(Data extracted from a collection)
---+---

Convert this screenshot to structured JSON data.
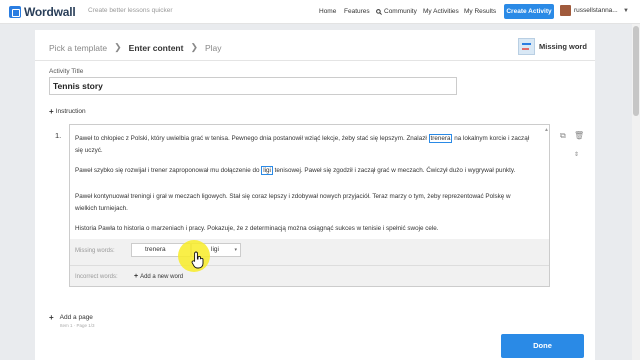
{
  "header": {
    "logo_text": "Wordwall",
    "tagline": "Create better lessons quicker",
    "nav": [
      "Home",
      "Features",
      "Community",
      "My Activities",
      "My Results"
    ],
    "create_label": "Create Activity",
    "username": "russellstanna...",
    "search_icon": "search-icon",
    "accent_color": "#2a8ae6"
  },
  "breadcrumb": [
    "Pick a template",
    "Enter content",
    "Play"
  ],
  "template_type": "Missing word",
  "activity": {
    "title_label": "Activity Title",
    "title_value": "Tennis story",
    "instruction_label": "Instruction"
  },
  "question": {
    "number": "1.",
    "paragraphs": [
      {
        "lines": [
          [
            {
              "text": "Paweł to chłopiec z Polski, który uwielbia grać w tenisa. Pewnego dnia postanowił wziąć lekcje, żeby stać się lepszym. Znalazł "
            },
            {
              "text": "trenera",
              "blank": true
            },
            {
              "text": " na lokalnym korcie i zaczął"
            }
          ],
          [
            {
              "text": "się uczyć."
            }
          ]
        ]
      },
      {
        "lines": [
          [
            {
              "text": "Paweł szybko się rozwijał i trener zaproponował mu dołączenie do "
            },
            {
              "text": "ligi",
              "blank": true
            },
            {
              "text": " tenisowej. Paweł się zgodził i zaczął grać w meczach. Ćwiczył dużo i wygrywał punkty."
            }
          ]
        ]
      },
      {
        "lines": [
          [
            {
              "text": "Paweł kontynuował treningi i grał w meczach ligowych. Stał się coraz lepszy i zdobywał nowych przyjaciół. Teraz marzy o tym, żeby reprezentować Polskę w"
            }
          ],
          [
            {
              "text": "wielkich turniejach."
            }
          ]
        ]
      },
      {
        "lines": [
          [
            {
              "text": "Historia Pawła to historia o marzeniach i pracy. Pokazuje, że z determinacją można osiągnąć sukces w tenisie i spełnić swoje cele."
            }
          ]
        ]
      }
    ],
    "missing_words_label": "Missing words:",
    "missing_words": [
      "trenera",
      "ligi"
    ],
    "incorrect_words_label": "Incorrect words:",
    "add_word_label": "Add a new word"
  },
  "footer": {
    "add_page_label": "Add a page",
    "add_page_sub": "Item 1 · Page 1/3",
    "done_label": "Done"
  }
}
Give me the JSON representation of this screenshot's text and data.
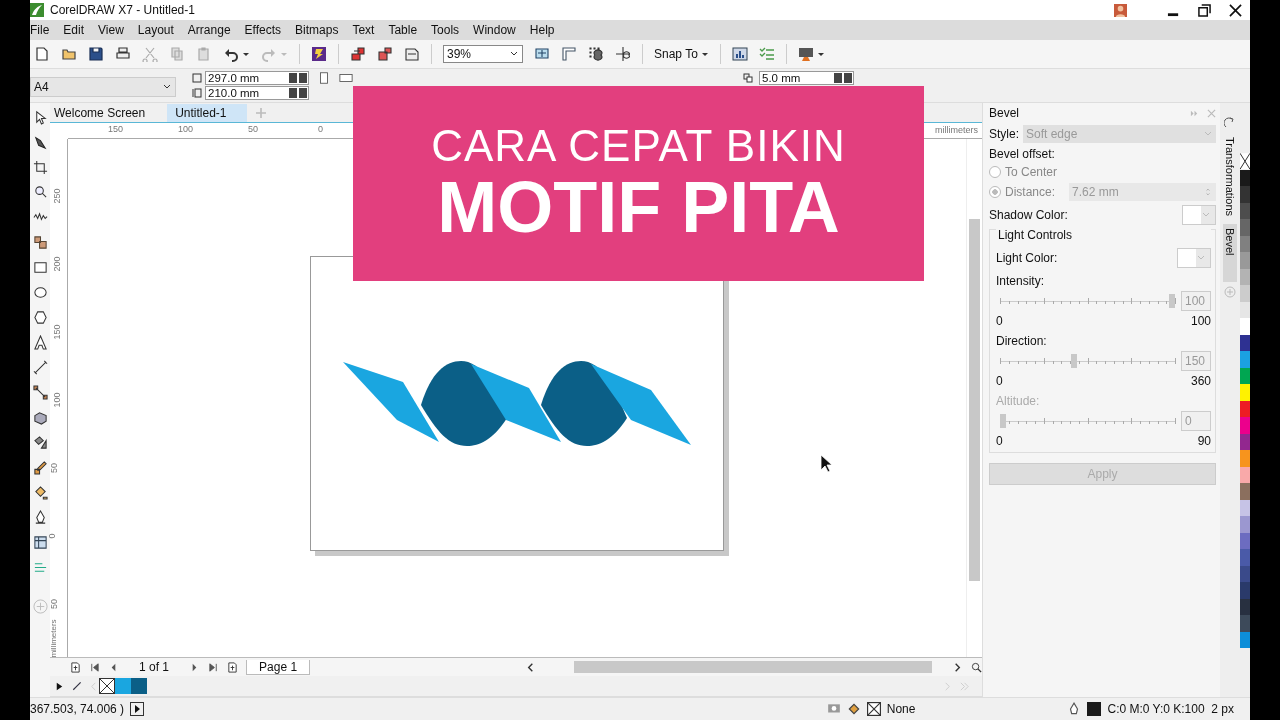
{
  "window": {
    "title": "CorelDRAW X7 - Untitled-1"
  },
  "menu": [
    "File",
    "Edit",
    "View",
    "Layout",
    "Arrange",
    "Effects",
    "Bitmaps",
    "Text",
    "Table",
    "Tools",
    "Window",
    "Help"
  ],
  "toolbar": {
    "zoom": "39%",
    "snap_to": "Snap To"
  },
  "property_bar": {
    "page_size": "A4",
    "width": "297.0 mm",
    "height": "210.0 mm",
    "nudge": "5.0 mm"
  },
  "document_tabs": [
    {
      "label": "Welcome Screen",
      "selected": false
    },
    {
      "label": "Untitled-1",
      "selected": true
    }
  ],
  "rulers": {
    "horizontal": [
      "150",
      "100",
      "50",
      "0"
    ],
    "horizontal_unit": "millimeters",
    "vertical": [
      "250",
      "200",
      "150",
      "100",
      "50",
      "0",
      "50"
    ],
    "vertical_unit": "millimeters"
  },
  "overlay_title": {
    "line_1": "CARA CEPAT BIKIN",
    "line_2": "MOTIF PITA"
  },
  "page_navigator": {
    "count": "1 of 1",
    "pages": [
      {
        "label": "Page 1",
        "selected": true
      }
    ]
  },
  "document_palette": [
    {
      "color": "#1aa6e0"
    },
    {
      "color": "#0b5f87"
    }
  ],
  "docker": {
    "title": "Bevel",
    "style_label": "Style:",
    "style": "Soft edge",
    "offset_label": "Bevel offset:",
    "offset_options": [
      {
        "label": "To Center",
        "selected": false
      },
      {
        "label": "Distance:",
        "selected": true
      }
    ],
    "distance": "7.62 mm",
    "shadow_color_label": "Shadow Color:",
    "light_controls": "Light Controls",
    "light_color_label": "Light Color:",
    "sliders": [
      {
        "label": "Intensity:",
        "value": "100",
        "min": "0",
        "max": "100",
        "level": 1,
        "disabled": false
      },
      {
        "label": "Direction:",
        "value": "150",
        "min": "0",
        "max": "360",
        "level": 0.42,
        "disabled": false
      },
      {
        "label": "Altitude:",
        "value": "0",
        "min": "0",
        "max": "90",
        "level": 0,
        "disabled": true
      }
    ],
    "apply": "Apply"
  },
  "docker_tabs": [
    {
      "label": "Transformations",
      "selected": false
    },
    {
      "label": "Bevel",
      "selected": true
    }
  ],
  "palette": [
    {
      "color": "#1a1a1a"
    },
    {
      "color": "#333333"
    },
    {
      "color": "#4d4d4d"
    },
    {
      "color": "#666666"
    },
    {
      "color": "#808080"
    },
    {
      "color": "#999999"
    },
    {
      "color": "#b3b3b3"
    },
    {
      "color": "#cccccc"
    },
    {
      "color": "#e6e6e6"
    },
    {
      "color": "#ffffff"
    },
    {
      "color": "#2e3192"
    },
    {
      "color": "#1ba1e2"
    },
    {
      "color": "#00a651"
    },
    {
      "color": "#fff200"
    },
    {
      "color": "#ed1c24"
    },
    {
      "color": "#ec008c"
    },
    {
      "color": "#92278f"
    },
    {
      "color": "#f7941d"
    },
    {
      "color": "#f9a9a9"
    },
    {
      "color": "#8b6f5e"
    },
    {
      "color": "#c6c3e6"
    },
    {
      "color": "#9b97d0"
    },
    {
      "color": "#6c6cc0"
    },
    {
      "color": "#4a5aa8"
    },
    {
      "color": "#3a4a8a"
    },
    {
      "color": "#2a3a6a"
    },
    {
      "color": "#283040"
    },
    {
      "color": "#3d4a5a"
    },
    {
      "color": "#0d8ed8"
    }
  ],
  "status_bar": {
    "coordinates": "367.503, 74.006 )",
    "fill": "None",
    "outline": "C:0 M:0 Y:0 K:100  2 px"
  }
}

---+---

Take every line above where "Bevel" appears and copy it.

[ANSWER TO THE PROBLEM]:
    "title": "Bevel",
    "offset_label": "Bevel offset:",
      "label": "Bevel",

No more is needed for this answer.